Given data -

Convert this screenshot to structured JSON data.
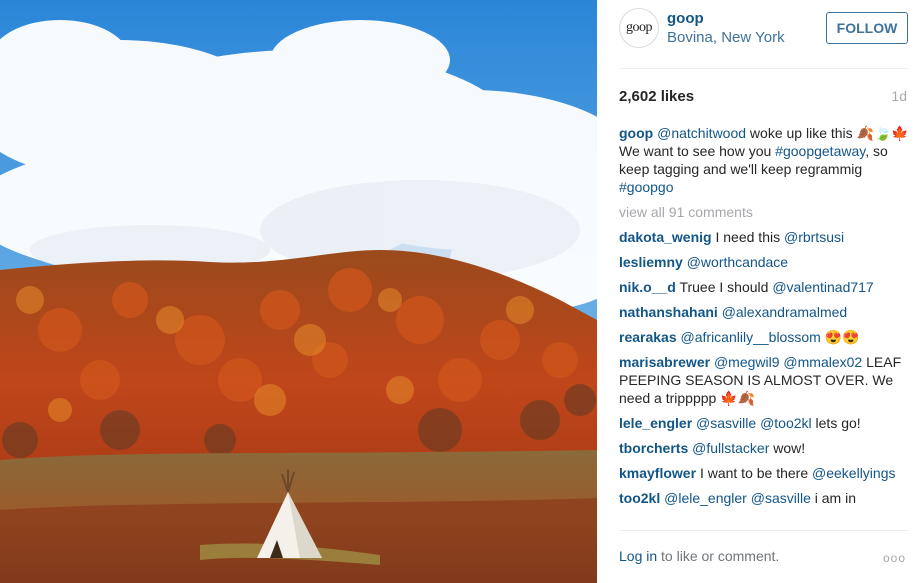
{
  "post": {
    "username": "goop",
    "avatar_text": "goop",
    "location": "Bovina, New York",
    "follow_label": "FOLLOW",
    "likes": "2,602 likes",
    "age": "1d",
    "caption": {
      "user": "goop",
      "parts": [
        {
          "t": "@natchitwood",
          "m": true
        },
        {
          "t": " woke up like this 🍂🍃🍁 We want to see how you ",
          "m": false
        },
        {
          "t": "#goopgetaway",
          "m": true
        },
        {
          "t": ", so keep tagging and we'll keep regrammig ",
          "m": false
        },
        {
          "t": "#goopgo",
          "m": true
        }
      ]
    },
    "view_all": "view all 91 comments",
    "comments": [
      {
        "user": "dakota_wenig",
        "parts": [
          {
            "t": "I need this ",
            "m": false
          },
          {
            "t": "@rbrtsusi",
            "m": true
          }
        ]
      },
      {
        "user": "lesliemny",
        "parts": [
          {
            "t": "@worthcandace",
            "m": true
          }
        ]
      },
      {
        "user": "nik.o__d",
        "parts": [
          {
            "t": "Truee I should ",
            "m": false
          },
          {
            "t": "@valentinad717",
            "m": true
          }
        ]
      },
      {
        "user": "nathanshahani",
        "parts": [
          {
            "t": "@alexandramalmed",
            "m": true
          }
        ]
      },
      {
        "user": "rearakas",
        "parts": [
          {
            "t": "@africanlily__blossom",
            "m": true
          },
          {
            "t": " 😍😍",
            "m": false
          }
        ]
      },
      {
        "user": "marisabrewer",
        "parts": [
          {
            "t": "@megwil9",
            "m": true
          },
          {
            "t": " ",
            "m": false
          },
          {
            "t": "@mmalex02",
            "m": true
          },
          {
            "t": " LEAF PEEPING SEASON IS ALMOST OVER. We need a trippppp 🍁🍂",
            "m": false
          }
        ]
      },
      {
        "user": "lele_engler",
        "parts": [
          {
            "t": "@sasville",
            "m": true
          },
          {
            "t": " ",
            "m": false
          },
          {
            "t": "@too2kl",
            "m": true
          },
          {
            "t": " lets go!",
            "m": false
          }
        ]
      },
      {
        "user": "tborcherts",
        "parts": [
          {
            "t": "@fullstacker",
            "m": true
          },
          {
            "t": " wow!",
            "m": false
          }
        ]
      },
      {
        "user": "kmayflower",
        "parts": [
          {
            "t": "I want to be there ",
            "m": false
          },
          {
            "t": "@eekellyings",
            "m": true
          }
        ]
      },
      {
        "user": "too2kl",
        "parts": [
          {
            "t": "@lele_engler",
            "m": true
          },
          {
            "t": " ",
            "m": false
          },
          {
            "t": "@sasville",
            "m": true
          },
          {
            "t": " i am in",
            "m": false
          }
        ]
      }
    ],
    "footer": {
      "login": "Log in",
      "rest": " to like or comment.",
      "more": "ooo"
    }
  },
  "colors": {
    "link_dark": "#125688",
    "link_light": "#3f729b",
    "muted": "#a5a7aa"
  },
  "icons": [
    "leaf-icon",
    "more-options-icon"
  ]
}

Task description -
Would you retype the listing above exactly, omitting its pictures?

Solution to this problem -
Convert this screenshot to structured JSON data.
{
  "post": {
    "username": "goop",
    "avatar_text": "goop",
    "location": "Bovina, New York",
    "follow_label": "FOLLOW",
    "likes": "2,602 likes",
    "age": "1d",
    "caption": {
      "user": "goop",
      "parts": [
        {
          "t": "@natchitwood",
          "m": true
        },
        {
          "t": " woke up like this 🍂🍃🍁 We want to see how you ",
          "m": false
        },
        {
          "t": "#goopgetaway",
          "m": true
        },
        {
          "t": ", so keep tagging and we'll keep regrammig ",
          "m": false
        },
        {
          "t": "#goopgo",
          "m": true
        }
      ]
    },
    "view_all": "view all 91 comments",
    "comments": [
      {
        "user": "dakota_wenig",
        "parts": [
          {
            "t": "I need this ",
            "m": false
          },
          {
            "t": "@rbrtsusi",
            "m": true
          }
        ]
      },
      {
        "user": "lesliemny",
        "parts": [
          {
            "t": "@worthcandace",
            "m": true
          }
        ]
      },
      {
        "user": "nik.o__d",
        "parts": [
          {
            "t": "Truee I should ",
            "m": false
          },
          {
            "t": "@valentinad717",
            "m": true
          }
        ]
      },
      {
        "user": "nathanshahani",
        "parts": [
          {
            "t": "@alexandramalmed",
            "m": true
          }
        ]
      },
      {
        "user": "rearakas",
        "parts": [
          {
            "t": "@africanlily__blossom",
            "m": true
          },
          {
            "t": " 😍😍",
            "m": false
          }
        ]
      },
      {
        "user": "marisabrewer",
        "parts": [
          {
            "t": "@megwil9",
            "m": true
          },
          {
            "t": " ",
            "m": false
          },
          {
            "t": "@mmalex02",
            "m": true
          },
          {
            "t": " LEAF PEEPING SEASON IS ALMOST OVER. We need a trippppp 🍁🍂",
            "m": false
          }
        ]
      },
      {
        "user": "lele_engler",
        "parts": [
          {
            "t": "@sasville",
            "m": true
          },
          {
            "t": " ",
            "m": false
          },
          {
            "t": "@too2kl",
            "m": true
          },
          {
            "t": " lets go!",
            "m": false
          }
        ]
      },
      {
        "user": "tborcherts",
        "parts": [
          {
            "t": "@fullstacker",
            "m": true
          },
          {
            "t": " wow!",
            "m": false
          }
        ]
      },
      {
        "user": "kmayflower",
        "parts": [
          {
            "t": "I want to be there ",
            "m": false
          },
          {
            "t": "@eekellyings",
            "m": true
          }
        ]
      },
      {
        "user": "too2kl",
        "parts": [
          {
            "t": "@lele_engler",
            "m": true
          },
          {
            "t": " ",
            "m": false
          },
          {
            "t": "@sasville",
            "m": true
          },
          {
            "t": " i am in",
            "m": false
          }
        ]
      }
    ],
    "footer": {
      "login": "Log in",
      "rest": " to like or comment.",
      "more": "ooo"
    }
  },
  "colors": {
    "link_dark": "#125688",
    "link_light": "#3f729b",
    "muted": "#a5a7aa"
  },
  "icons": [
    "leaf-icon",
    "more-options-icon"
  ]
}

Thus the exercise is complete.